2. Checkout for free, and your username and password become your ticket

3. To login, go to ClassicBoatShow.com, click login in the top right corner to get full access, and enjoy the show!

If you have trouble getting your free ticket, you can always email the show’s crew for help at crew@classicboatshow.com.

If the show turns out to be an enjoyable and valuable experience for you, they have a voluntary “tips/donations” button on the top of the screen where you can contribute.

Hinera

HINERA
Alan Sexton contacted me the other day concerning Hinera, the Roy Steadman designed / Shipbuilders built 38’ launch. Alan believe that she may have been the last boat built by Shipbuilders. She appeared on the cover of ‘Boating World’ October 1971 edition – copy of article below.

Alan has commented that you can see her obvious lineage from Fiesta, Romany II et al. And maybe built to a budget as the rubber mouldings securing the windows, more appropriate for caravans and fizz boats, did not exactly enhance her.

As launched power was from twin T6 – 354 Perkins that gave her a top speed of approx. 20.5 knots and cruised at 17.9 knots. Alan recalls she was berthed on I pier at Half Moon Bay when first launched, all launches moored bow-in in those days, and her heavy stem and huge flare looked very imposing to an 11 yr old.

Hinera went off Alan’s radar round the 1970’s, do we know what became of the launch?

Manu Moana

MANA MOANA


Built in 1975 at the Salthouse yard using 3 skin kauri. Powered by twin 425hp Detroit diesels, giving a max speed of 16knots and cruise of 10 knots. Mana Moana  at 59’ in length, has a 18’ beam and draws 4’9″ but what sets her apart from most other woodys of the that length is the volume – she is huge – as an example – 3 cabins, 3 heads and 4 showers.

Originally built for the German Consul and then skippered and bought by John Pulham from Tauranga. Ken Winter was the next owners from 1982 > 1992. 
(Tech & ownership details supplied by Allan Winter via K Ricketts) 

AUCTION OF VINTAGE NAUTICAL INSTRUMENTS

Chris McMullen gave me a heads up on a very special auction of vintage nautical instruments taking place tomorrow at the Cordys auction house.The items are from The Harvey Sheppard collection, a close friend of Chris’s – Link below to website / catalogue. https://www.cordys.co.nz/auctions/D002/catalogue

Whats So Special About Wooden Boats

https://vimeo.com/510393350/c94b7f0bfa?fbclid=IwAR0t66rtvtC1dcsHl2zFnsmmCEQpyW0XcLdeafmw33GjFLJksY1U5Zg_Jb0

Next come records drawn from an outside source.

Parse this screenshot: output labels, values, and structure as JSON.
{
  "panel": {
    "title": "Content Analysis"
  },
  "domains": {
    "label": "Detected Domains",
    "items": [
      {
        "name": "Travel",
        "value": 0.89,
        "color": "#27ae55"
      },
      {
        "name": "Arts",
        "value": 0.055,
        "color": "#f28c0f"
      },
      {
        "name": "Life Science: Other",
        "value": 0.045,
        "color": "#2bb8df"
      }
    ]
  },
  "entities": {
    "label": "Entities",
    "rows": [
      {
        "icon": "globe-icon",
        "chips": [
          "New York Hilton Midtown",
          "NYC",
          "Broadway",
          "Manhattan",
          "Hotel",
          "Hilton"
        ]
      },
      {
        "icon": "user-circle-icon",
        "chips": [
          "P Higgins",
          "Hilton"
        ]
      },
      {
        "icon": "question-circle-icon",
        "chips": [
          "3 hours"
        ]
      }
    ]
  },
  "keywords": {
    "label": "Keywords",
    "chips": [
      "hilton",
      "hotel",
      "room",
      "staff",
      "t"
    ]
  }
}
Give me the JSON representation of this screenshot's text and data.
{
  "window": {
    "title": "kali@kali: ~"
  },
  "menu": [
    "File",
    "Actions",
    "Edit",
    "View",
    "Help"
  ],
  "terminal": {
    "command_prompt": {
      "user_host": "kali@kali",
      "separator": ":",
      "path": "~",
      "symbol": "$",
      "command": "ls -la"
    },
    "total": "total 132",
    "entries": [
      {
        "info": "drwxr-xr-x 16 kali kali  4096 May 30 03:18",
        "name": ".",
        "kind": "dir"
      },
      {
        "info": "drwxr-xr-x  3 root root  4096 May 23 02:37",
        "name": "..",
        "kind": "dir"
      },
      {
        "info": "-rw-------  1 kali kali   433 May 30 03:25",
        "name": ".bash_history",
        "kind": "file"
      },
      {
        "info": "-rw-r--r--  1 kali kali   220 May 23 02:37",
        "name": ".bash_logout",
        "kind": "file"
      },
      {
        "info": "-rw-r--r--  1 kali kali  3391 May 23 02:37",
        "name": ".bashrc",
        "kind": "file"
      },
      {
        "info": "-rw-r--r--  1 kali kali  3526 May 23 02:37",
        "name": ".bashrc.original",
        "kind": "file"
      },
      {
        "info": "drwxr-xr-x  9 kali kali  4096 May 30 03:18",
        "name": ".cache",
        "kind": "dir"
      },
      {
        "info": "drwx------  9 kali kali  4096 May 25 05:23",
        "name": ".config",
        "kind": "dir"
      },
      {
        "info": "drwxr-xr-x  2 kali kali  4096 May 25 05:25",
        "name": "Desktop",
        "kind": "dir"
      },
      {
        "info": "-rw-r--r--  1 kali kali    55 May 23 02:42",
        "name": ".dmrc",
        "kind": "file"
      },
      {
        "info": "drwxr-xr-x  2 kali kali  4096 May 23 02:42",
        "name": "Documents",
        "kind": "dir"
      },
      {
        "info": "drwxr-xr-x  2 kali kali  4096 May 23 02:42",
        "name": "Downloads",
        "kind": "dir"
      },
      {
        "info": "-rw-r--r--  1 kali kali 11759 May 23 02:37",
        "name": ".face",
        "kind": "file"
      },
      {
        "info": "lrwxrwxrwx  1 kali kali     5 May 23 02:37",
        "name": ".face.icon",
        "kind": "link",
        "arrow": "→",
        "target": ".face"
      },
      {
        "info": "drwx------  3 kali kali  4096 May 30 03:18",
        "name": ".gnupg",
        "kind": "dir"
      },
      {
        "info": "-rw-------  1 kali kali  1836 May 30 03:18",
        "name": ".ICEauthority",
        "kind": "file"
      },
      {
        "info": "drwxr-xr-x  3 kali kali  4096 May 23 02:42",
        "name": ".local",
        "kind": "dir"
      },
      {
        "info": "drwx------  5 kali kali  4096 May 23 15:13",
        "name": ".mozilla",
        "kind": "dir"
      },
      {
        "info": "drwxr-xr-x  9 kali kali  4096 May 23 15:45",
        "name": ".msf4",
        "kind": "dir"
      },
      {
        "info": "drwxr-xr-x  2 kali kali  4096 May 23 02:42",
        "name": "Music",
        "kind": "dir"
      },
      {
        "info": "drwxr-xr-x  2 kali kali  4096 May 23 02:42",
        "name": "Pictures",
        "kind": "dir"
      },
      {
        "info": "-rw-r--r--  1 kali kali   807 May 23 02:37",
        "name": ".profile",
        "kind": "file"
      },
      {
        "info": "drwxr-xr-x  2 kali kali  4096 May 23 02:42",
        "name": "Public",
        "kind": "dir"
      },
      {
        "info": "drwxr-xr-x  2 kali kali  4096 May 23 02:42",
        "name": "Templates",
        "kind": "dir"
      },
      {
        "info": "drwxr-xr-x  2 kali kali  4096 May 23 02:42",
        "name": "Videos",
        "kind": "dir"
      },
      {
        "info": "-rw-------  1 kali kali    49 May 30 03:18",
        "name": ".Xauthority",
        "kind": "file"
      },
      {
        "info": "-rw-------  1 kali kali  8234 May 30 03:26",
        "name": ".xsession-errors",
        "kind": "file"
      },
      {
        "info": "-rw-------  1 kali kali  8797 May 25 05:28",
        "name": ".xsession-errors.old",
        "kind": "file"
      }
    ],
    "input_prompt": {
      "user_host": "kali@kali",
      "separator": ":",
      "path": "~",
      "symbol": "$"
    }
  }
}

Whats So Special About Wooden Boats
The above video by Tom Nitsch, featuring Tom’s stunning camera skills, gives a very cool insight into why in this modern age so many people are committing so much time and money restoring and enjoying wooden boats. 
The interviews with Donn Costanzo from the Wooden Boatworks yard and John Lammerts van Bueren (sailor, boat builder, author) really capture the why – something a lot of us struggle to communicate when asked by people outside the wooden boating movement.I have reproduced some of John’s comments below –

 “Most of all I think that a lot of the people who sail classic boats and enjoy the classic boats are probably more bonded than the people who sail modern boats. Nothing bad against the modern boats but modern boats are usually fiercely competitive and there is not as much love for the boat for what it is, the love is for the performance, the speed you get out of it and your chance to win the boat race. Something that people have in common is they have a drive to create and re-create and preserve and not to consume and I think that that is something very essential. If you are driven by consuming you aren’t able to create and re-create and preserve as much as you need to do to love these classic boats, and in a way the beauty of the boats that you are working with. You look at the old boats and in many ways they are compared to modern boats not as mush as a statement of your personal wealth, they are statement of beauty and it doesn’t really matter whether is a Dragon with varnished topsides or whether its a cruiser or a meter or a great big schooner, no matter how large these great big schooners are they are a statement of beauty and not a statement of wealth, all though they are incredibly expensive, it doesn’t really matter – they are beautiful and people appreciate it.”

You can see more of Tom’s work here http://www.tomnitsch.com